Brand Fandom

Last month, you may recall, B-Sides introduced the concept of converting clients into fans. No more is it enough, we pondered, to build loyalty for your brand. You must build fans willing to wear t-shirts.

 

This month, we offer suggestions towards an approach that may build fandom. The details are particular to your industry, audience and brand, so we’ll leave them out. Instead, we will describe principles.

 

Keep in mind that fandom does not happen overnight. Like a band working a touring circuit year-upon-year before the house is always full, persistence brings eventual rewards. But for that band to attract fans that wear t-shirts, they must stick true to the approach. Sure, their style may change over the years. Fans may come and go as a result. That’s ok. The fans that stay will be more rabid – in a marketing sense, they will be advocates that proselytize your brand – and convert more rabid fans.
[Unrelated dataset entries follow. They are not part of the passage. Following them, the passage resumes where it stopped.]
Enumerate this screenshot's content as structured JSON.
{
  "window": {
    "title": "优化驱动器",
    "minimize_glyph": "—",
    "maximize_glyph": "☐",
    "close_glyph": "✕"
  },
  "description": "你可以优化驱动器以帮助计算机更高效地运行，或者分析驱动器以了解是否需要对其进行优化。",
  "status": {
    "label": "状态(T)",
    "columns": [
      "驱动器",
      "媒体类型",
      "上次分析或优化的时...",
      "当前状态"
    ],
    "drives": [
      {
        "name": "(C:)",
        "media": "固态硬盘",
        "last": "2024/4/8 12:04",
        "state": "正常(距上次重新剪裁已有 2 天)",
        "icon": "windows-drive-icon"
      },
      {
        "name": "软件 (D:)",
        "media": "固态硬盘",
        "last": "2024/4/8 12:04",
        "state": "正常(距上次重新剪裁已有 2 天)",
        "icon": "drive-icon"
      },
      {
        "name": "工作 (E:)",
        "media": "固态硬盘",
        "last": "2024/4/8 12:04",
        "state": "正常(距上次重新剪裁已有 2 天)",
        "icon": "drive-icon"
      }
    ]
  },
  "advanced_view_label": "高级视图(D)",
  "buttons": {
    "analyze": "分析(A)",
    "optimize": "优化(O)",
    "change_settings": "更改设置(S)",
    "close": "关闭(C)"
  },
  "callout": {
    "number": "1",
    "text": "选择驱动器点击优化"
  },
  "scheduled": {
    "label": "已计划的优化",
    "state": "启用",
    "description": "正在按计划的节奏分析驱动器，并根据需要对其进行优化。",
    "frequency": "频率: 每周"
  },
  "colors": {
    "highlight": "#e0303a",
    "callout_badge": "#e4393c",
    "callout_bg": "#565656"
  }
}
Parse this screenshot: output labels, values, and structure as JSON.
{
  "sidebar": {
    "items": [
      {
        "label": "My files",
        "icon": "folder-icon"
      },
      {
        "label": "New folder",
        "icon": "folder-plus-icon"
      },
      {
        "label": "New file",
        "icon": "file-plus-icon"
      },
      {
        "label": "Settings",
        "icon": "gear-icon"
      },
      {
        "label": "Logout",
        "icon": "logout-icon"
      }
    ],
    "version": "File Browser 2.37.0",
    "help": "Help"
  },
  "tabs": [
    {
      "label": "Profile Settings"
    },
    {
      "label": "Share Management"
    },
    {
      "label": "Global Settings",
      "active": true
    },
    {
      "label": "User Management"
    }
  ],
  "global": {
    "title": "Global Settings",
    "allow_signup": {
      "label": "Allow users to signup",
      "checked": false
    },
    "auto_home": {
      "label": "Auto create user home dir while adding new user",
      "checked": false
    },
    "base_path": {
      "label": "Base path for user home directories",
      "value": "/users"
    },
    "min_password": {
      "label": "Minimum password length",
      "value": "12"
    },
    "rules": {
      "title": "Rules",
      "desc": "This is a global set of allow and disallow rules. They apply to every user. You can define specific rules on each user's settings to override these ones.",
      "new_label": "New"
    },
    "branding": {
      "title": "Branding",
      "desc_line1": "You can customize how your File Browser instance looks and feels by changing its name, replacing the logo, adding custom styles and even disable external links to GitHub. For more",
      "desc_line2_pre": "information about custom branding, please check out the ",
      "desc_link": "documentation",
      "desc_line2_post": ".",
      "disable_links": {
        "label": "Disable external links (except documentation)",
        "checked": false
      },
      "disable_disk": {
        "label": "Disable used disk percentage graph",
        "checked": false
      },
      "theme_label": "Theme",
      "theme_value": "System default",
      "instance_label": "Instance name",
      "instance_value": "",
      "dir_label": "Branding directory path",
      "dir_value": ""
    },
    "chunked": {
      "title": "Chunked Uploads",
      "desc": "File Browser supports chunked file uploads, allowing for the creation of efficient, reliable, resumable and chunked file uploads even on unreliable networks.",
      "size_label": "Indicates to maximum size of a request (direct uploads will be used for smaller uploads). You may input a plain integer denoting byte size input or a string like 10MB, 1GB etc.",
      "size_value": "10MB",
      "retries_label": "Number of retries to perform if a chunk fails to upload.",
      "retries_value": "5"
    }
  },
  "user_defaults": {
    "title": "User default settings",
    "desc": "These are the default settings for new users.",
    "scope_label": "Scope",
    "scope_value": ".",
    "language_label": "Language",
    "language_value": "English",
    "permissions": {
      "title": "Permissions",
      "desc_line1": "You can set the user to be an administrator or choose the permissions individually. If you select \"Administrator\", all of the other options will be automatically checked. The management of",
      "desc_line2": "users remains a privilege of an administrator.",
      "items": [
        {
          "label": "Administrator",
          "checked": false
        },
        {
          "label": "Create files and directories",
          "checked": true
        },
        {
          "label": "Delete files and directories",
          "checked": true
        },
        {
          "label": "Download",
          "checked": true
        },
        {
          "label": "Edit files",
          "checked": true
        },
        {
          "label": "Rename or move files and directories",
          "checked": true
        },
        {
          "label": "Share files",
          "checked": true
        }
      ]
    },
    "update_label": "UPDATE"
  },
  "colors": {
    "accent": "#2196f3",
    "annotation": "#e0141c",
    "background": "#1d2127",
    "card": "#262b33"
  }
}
The fans that abandoned ship were fair-weather fans, anyway. Point is, stay true to original values and approach, but do not be afraid of evolving the details.

 

Here are some principles worth considering when developing approach:

 

  • Do Not Be Faceless No one will identify with a faceless entity, and fans need to identify with you. Essentially, do not hide whom you are in an appeal to reach a broader audience. Show yourself. The person that is behind the communications should be visible and available.
  • Authenticity We can’t express this one enough, which is why it pops up all the time in advice we offer. Everyone can spot a phony, just ask J.D. Salinger – err, wait, you can’t. Trust us, people will respond better to what your brand actually is – warts and all – than some constructed presentation.
  • Personable Simply put, be human. How does this differ from the first two? Well, this one requires you to reach out to your audience as an individual communicating with another individual. In social media, which really applies to all these, this is key. These are the posts that talk about you favorite bagel or loathing of weather. But it also talks about the concern you have for an upset customer, if it is genuine. Personable people have compassion, faults, odd habits, etc.
  • Go where they are: Your fans are hanging out. Are you hanging out where they are? No? not even sure where that might be? Better figure it out. Find where they are congregating – especially online – and hang out with them there, while being personable, authentic, and full of face.
  • Not all business, all the time: Seriously, you know the friend: He’s the one who can’t leave work at work. She’s the one who when you hang out only talks about work. It’s awful. Have some downtown with your fans when you are not pitching, promoting, selling. The irony is, this is a great way to do just that.
  • Integrity Your fans are fans because they identify with you, your values, your principles, your lifestyle. If you break that, it is a serious violation. This is not the kind of evolution of a band evolving; this is a brand that never actually was what it claimed to be. Don’t do that.